That being said I am a firm anti-Utopian. I do not believe in the human utopia (not socialistic, not economic, not technological or scientific, etc.) , either that it is possible, or desirable. It is a badly conceived, utterly juvenile and naive, and entirely impractical idea.
By the way, in listening to him, I can’t help but wonder if Nicholas Carr is not in some way related to Caleb Carr one of my favorite contemporary fiction writers.
A few weeks ago, I had futurist Kevin Kelly on the podcast to discuss the technological trends that are shaping our future. From driverless cars to artificial intelligence that will make new scientific discoveries, Kevin paints a fairly rosy picture of what’s to come.
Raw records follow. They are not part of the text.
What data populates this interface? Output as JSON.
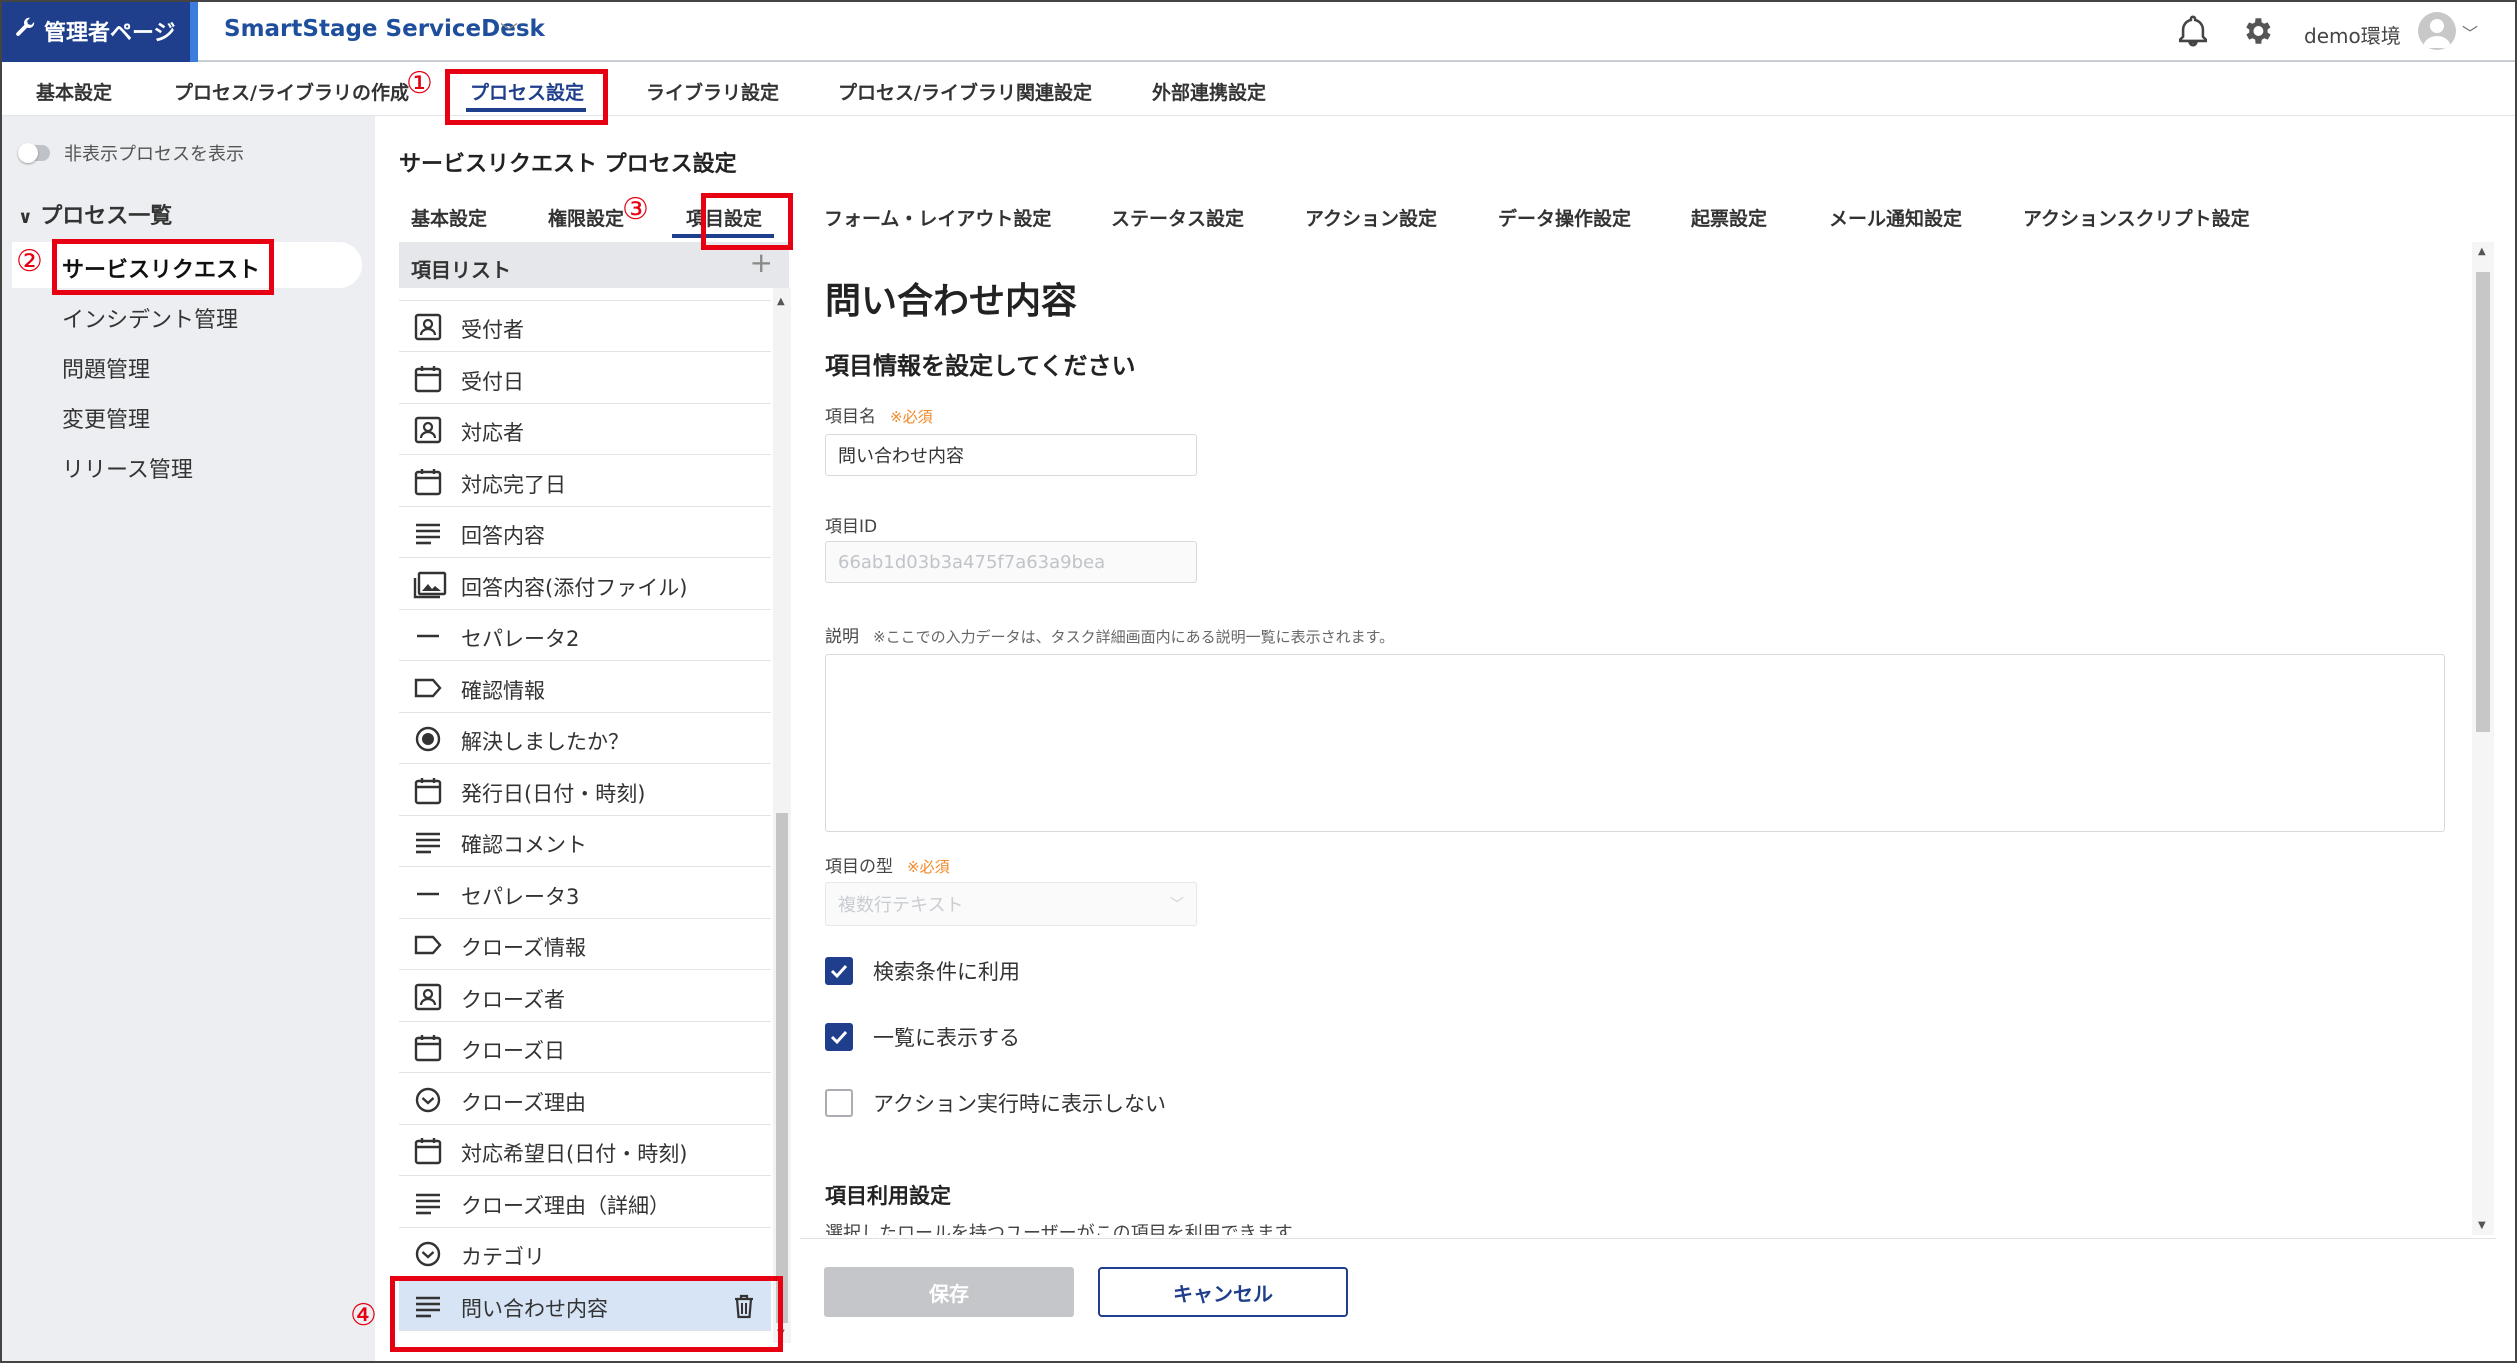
{
  "header": {
    "admin_label": "管理者ページ",
    "app_name": "SmartStage ServiceDesk",
    "env_label": "demo環境"
  },
  "top_tabs": [
    {
      "label": "基本設定"
    },
    {
      "label": "プロセス/ライブラリの作成"
    },
    {
      "label": "プロセス設定",
      "active": true
    },
    {
      "label": "ライブラリ設定"
    },
    {
      "label": "プロセス/ライブラリ関連設定"
    },
    {
      "label": "外部連携設定"
    }
  ],
  "sidebar": {
    "toggle_label": "非表示プロセスを表示",
    "section_label": "プロセス一覧",
    "items": [
      {
        "label": "サービスリクエスト",
        "active": true
      },
      {
        "label": "インシデント管理"
      },
      {
        "label": "問題管理"
      },
      {
        "label": "変更管理"
      },
      {
        "label": "リリース管理"
      }
    ]
  },
  "main": {
    "title": "サービスリクエスト プロセス設定",
    "sub_tabs": [
      {
        "label": "基本設定"
      },
      {
        "label": "権限設定"
      },
      {
        "label": "項目設定",
        "active": true
      },
      {
        "label": "フォーム・レイアウト設定"
      },
      {
        "label": "ステータス設定"
      },
      {
        "label": "アクション設定"
      },
      {
        "label": "データ操作設定"
      },
      {
        "label": "起票設定"
      },
      {
        "label": "メール通知設定"
      },
      {
        "label": "アクションスクリプト設定"
      }
    ]
  },
  "item_list": {
    "header": "項目リスト",
    "add_symbol": "+",
    "items": [
      {
        "icon": "person-icon",
        "label": "受付者"
      },
      {
        "icon": "calendar-icon",
        "label": "受付日"
      },
      {
        "icon": "person-icon",
        "label": "対応者"
      },
      {
        "icon": "calendar-icon",
        "label": "対応完了日"
      },
      {
        "icon": "text-lines-icon",
        "label": "回答内容"
      },
      {
        "icon": "image-attachment-icon",
        "label": "回答内容(添付ファイル)"
      },
      {
        "icon": "separator-icon",
        "label": "セパレータ2"
      },
      {
        "icon": "tag-label-icon",
        "label": "確認情報"
      },
      {
        "icon": "radio-icon",
        "label": "解決しましたか？"
      },
      {
        "icon": "calendar-icon",
        "label": "発行日(日付・時刻)"
      },
      {
        "icon": "text-lines-icon",
        "label": "確認コメント"
      },
      {
        "icon": "separator-icon",
        "label": "セパレータ3"
      },
      {
        "icon": "tag-label-icon",
        "label": "クローズ情報"
      },
      {
        "icon": "person-icon",
        "label": "クローズ者"
      },
      {
        "icon": "calendar-icon",
        "label": "クローズ日"
      },
      {
        "icon": "dropdown-circle-icon",
        "label": "クローズ理由"
      },
      {
        "icon": "calendar-icon",
        "label": "対応希望日(日付・時刻)"
      },
      {
        "icon": "text-lines-icon",
        "label": "クローズ理由（詳細）"
      },
      {
        "icon": "dropdown-circle-icon",
        "label": "カテゴリ"
      },
      {
        "icon": "text-lines-icon",
        "label": "問い合わせ内容",
        "selected": true
      }
    ]
  },
  "form": {
    "title": "問い合わせ内容",
    "subtitle": "項目情報を設定してください",
    "item_name_label": "項目名",
    "required_mark": "※必須",
    "item_name_value": "問い合わせ内容",
    "item_id_label": "項目ID",
    "item_id_value": "66ab1d03b3a475f7a63a9bea",
    "desc_label": "説明",
    "desc_note": "※ここでの入力データは、タスク詳細画面内にある説明一覧に表示されます。",
    "type_label": "項目の型",
    "type_value": "複数行テキスト",
    "checkboxes": [
      {
        "label": "検索条件に利用",
        "checked": true
      },
      {
        "label": "一覧に表示する",
        "checked": true
      },
      {
        "label": "アクション実行時に表示しない",
        "checked": false
      }
    ],
    "usage_section": "項目利用設定",
    "usage_text": "選択したロールを持つユーザーがこの項目を利用できます",
    "save_label": "保存",
    "cancel_label": "キャンセル"
  },
  "annotations": [
    "①",
    "②",
    "③",
    "④"
  ],
  "colors": {
    "brand_navy": "#1f3f8c",
    "annotation_red": "#e60012",
    "required_orange": "#f08a2c",
    "selected_row": "#d6e4f5"
  }
}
My guest today sees a different side of the coin, and argues that the future envisioned by many in Silicon Valley is, well, kind of creepy.
His name is Nicholas Carr, and he’s the author of several books that critique the wide-eyed utopianism of technologists. In his book The Shallows, he reported on the research that shows how Google is making us dumber; in The Glass Cage he explored the science on why outsourcing our work and chores to computers and robots might actually make us miserable and unsatisfied in life; and in his latest book, Utopia is Creepy, Carr pulls together all the essays he’s written over the years on how the rapid changes in technology we’ve seen in the past few decades might be robbing us of the very things that make us human.
Today on the show, Nicholas and I discuss why he thinks our utopian future is creepy, how the internet is making us dumber, and why doing mundane tasks that we otherwise would outsource to robots or computers is actually a source of satisfaction and human flourishing. We finish our discussion by outlining a middle path approach to technology — one that doesn’t reject it fully but simultaneously seeks to mitigate its potential downsides.
- Why the ideology that Silicon Valley is promoting and selling is bad for human flourishing
- How the frictionless ideal of tech companies isn’t all it’s cracked up to be
- Why is the idea of utopia so creepy?
- Why don’t tech companies see that what they’re doing can be perceived as creepy?
- The illusion of freedom and autonomy on the internet
- What “digital sharecropping” is and why it exploits content creators
- The myth of participation and the pleasures of being an audience member
- Information gathering vs developing knowledge
- Why Nicholas doesn’t use social media
- The real danger that AI present humanity (and it’s not necessarily the singularity)
- Is virtual reality going to catch on? Does it present any problems for society?
- How can we opt out of the ideology that Silicon Valley is trying to sell?
- How to ask questions of our technology
Resources/People/Articles Mentioned in Podcast
- My podcast with Kevin Kelly about the technological forces shaping our world
- My podcast with Matthew Crawford
- The uncanny valley
- How to Quit Mindlessly Surfing the Internet
- How to Break Your Smartphone Habit
- My podcast with Bill Deresiewicz on solitude and friendship
- Digital Sharecropping
- How to Read a Book
- 4 Questions That Will Cruch FOMO
- My podcast with Christina Crook about the joy of missing out
- The singularity
- Idleness Kills Manliness
- 5 Reasons Google Glass Failed
If you’re a bit leery of technology like myself, then you’ll definitely enjoy all of Nicholas’ books. Utopia Is Creepy gives you a big picture look at all of Nick’s ideas on the often overlooked downsides of our unquestioned adoption of digital technology. Pick up a copy on Amazon.
Connect With Nicholas Carr
Listen to the Podcast! (And don’t forget to leave us a review!)